“… ready … GO!” a voice yells out of the darkness, echoed by the metallic clunk of a shutter slamming into action. That’s my cue to begin a chaotic five second dance for a subterranean light experiment. No I’m not an extra in a new Josef Fritzl musical, I’m in the basement of Temple Works in Holbeck by choice.

Two flash guns in front of a poster on a wall which reads "Rules for tools"

Flash guns: the tools of a strobist

It’s late evening on Tuesday 7th September. My head is shrouded by a hoody, face partially covered by a dust mask and I’m throwing shapes in front of a camera in near pitch black while two fellow photographers fire flash guns at me.

Through a door in a distant corner of the room I can just about make out a dramatic golden orange sunset and the intermittent electric white flash of other similar experiments in the strobist field of study. This is the art (or science?) of manipulating artificial off-camera light from flash guns (‘strobes’) and balancing it with ambient light.

This is my first outing with Exposure Leeds, an open community made up of professionals, amateurs and all those in-between with the common aim of developing better photography skills and experience for its members. Personally, my motivation for joining probably isn’t too different from the majority of members: I want to push myself further beyond the abilities I’ve managed to accumulate so far on my own.

Plus it’s one thing to see a devastatingly impressive photograph on Flickr and want to copy it, but it’s another to get opportunities to meet guest speakers who create photographs of the same calibre and be around people who want to strive for that next level too.

Awimbawe, awimbawe!

Beneath Temple Works an impromptu basement jungle had sprung up, with strobist monkeys swinging from light stand trees: toying with speedlights, wireless triggers and umbrellas suspended like fruits in the canopy above. Exposure Leeds members were volunteering to model while others tinkered with settings, lighting positions and took test shots. People were friendly and of all abilities, explaining things for the benefit of others or making creative suggestions to develop an idea.

Inside view of a beauty dish, the photographer is in a reflection at the centre

Expensive equipment

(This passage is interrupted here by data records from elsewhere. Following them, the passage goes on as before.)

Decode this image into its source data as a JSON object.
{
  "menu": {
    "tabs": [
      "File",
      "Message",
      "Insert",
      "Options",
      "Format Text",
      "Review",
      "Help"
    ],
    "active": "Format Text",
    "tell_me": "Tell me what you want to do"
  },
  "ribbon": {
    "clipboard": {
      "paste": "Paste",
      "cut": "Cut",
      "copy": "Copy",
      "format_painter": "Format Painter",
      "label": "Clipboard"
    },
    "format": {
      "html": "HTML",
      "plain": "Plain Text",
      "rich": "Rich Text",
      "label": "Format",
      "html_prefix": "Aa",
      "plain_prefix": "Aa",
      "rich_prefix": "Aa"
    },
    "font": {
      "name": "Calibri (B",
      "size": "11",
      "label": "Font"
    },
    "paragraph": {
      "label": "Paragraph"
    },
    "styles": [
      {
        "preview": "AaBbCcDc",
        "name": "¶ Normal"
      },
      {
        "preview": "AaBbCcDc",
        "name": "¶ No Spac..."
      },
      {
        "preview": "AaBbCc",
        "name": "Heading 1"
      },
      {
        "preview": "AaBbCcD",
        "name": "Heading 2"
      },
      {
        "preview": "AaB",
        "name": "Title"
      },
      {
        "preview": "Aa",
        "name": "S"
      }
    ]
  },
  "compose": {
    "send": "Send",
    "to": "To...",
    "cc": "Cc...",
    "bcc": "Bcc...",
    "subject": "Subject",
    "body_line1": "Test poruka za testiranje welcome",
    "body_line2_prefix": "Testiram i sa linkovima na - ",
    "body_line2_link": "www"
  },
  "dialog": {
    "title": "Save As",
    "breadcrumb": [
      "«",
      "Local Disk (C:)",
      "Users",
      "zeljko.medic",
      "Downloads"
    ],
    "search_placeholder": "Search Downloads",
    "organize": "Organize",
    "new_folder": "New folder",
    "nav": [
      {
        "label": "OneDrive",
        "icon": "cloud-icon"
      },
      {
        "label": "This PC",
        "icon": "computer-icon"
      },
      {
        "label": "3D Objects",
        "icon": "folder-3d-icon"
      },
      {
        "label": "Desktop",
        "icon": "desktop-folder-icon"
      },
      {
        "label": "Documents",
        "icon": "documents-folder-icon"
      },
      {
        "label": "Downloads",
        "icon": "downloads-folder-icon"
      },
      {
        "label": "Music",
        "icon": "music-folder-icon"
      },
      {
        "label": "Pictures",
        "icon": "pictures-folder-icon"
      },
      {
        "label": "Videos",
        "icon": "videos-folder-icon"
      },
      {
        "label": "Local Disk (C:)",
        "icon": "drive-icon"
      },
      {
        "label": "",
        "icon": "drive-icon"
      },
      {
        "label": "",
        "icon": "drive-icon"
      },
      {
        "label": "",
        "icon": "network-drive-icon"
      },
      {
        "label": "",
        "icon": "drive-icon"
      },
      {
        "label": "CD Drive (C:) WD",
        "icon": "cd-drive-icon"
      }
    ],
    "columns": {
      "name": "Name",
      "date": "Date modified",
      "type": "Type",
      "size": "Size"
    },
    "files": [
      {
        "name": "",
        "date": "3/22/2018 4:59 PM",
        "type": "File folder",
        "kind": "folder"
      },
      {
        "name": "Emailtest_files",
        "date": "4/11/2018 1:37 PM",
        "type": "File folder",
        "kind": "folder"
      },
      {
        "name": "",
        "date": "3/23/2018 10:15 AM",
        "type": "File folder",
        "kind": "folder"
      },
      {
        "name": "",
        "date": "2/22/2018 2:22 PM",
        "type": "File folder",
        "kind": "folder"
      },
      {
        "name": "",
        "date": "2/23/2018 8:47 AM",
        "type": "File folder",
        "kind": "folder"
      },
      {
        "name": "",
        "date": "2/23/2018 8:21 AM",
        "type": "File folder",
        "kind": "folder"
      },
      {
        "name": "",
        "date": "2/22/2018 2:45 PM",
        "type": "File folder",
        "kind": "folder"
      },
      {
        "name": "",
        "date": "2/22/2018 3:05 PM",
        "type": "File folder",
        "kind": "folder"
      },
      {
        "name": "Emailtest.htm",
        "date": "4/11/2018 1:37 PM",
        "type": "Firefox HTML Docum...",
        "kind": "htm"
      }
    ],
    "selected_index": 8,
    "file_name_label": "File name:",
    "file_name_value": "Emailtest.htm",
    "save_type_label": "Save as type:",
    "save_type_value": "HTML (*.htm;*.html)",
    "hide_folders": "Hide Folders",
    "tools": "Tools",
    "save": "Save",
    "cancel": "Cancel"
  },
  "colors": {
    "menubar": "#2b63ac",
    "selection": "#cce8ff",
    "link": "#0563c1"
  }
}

Women in costume modelled for photographs, props appeared from nowhere and graffiti daubed walls were being put to good effect as backdrops for more adventurous shots. Like one group in the midst of capturing a member performing flying kicks, jumping into an arena of four lights, freezing him as he sailed energetically through mid-air. Another member was seducing a robot sculpted from scrap metal as a friend preserved the moment for posterity using a staggering array of very expensive looking equipment.

“Don’t worry, we all wing it too”

The meet-up was a good chance to cement the knowledge I’ve accumulated from religiously studying the teachings of strobist godfather David Hobby. It was a chance to test the theory, put it into practice and watch others do the same. Perhaps more importantly though, it was reassuring to know that I’m not the only one who ‘plays it by ear’ when working out lighting ratios and flash exposures – all that maths takes the fun out of it when I’d rather be experimenting through creative trial and error. And an Exposure Leeds meet-up is a perfect environment to do just that.

You can view some photographs from the evening’s event at the Exposure Leeds Flickr group or view their diary of upcoming events. This article was written as a guest blog post for Exposure Leeds.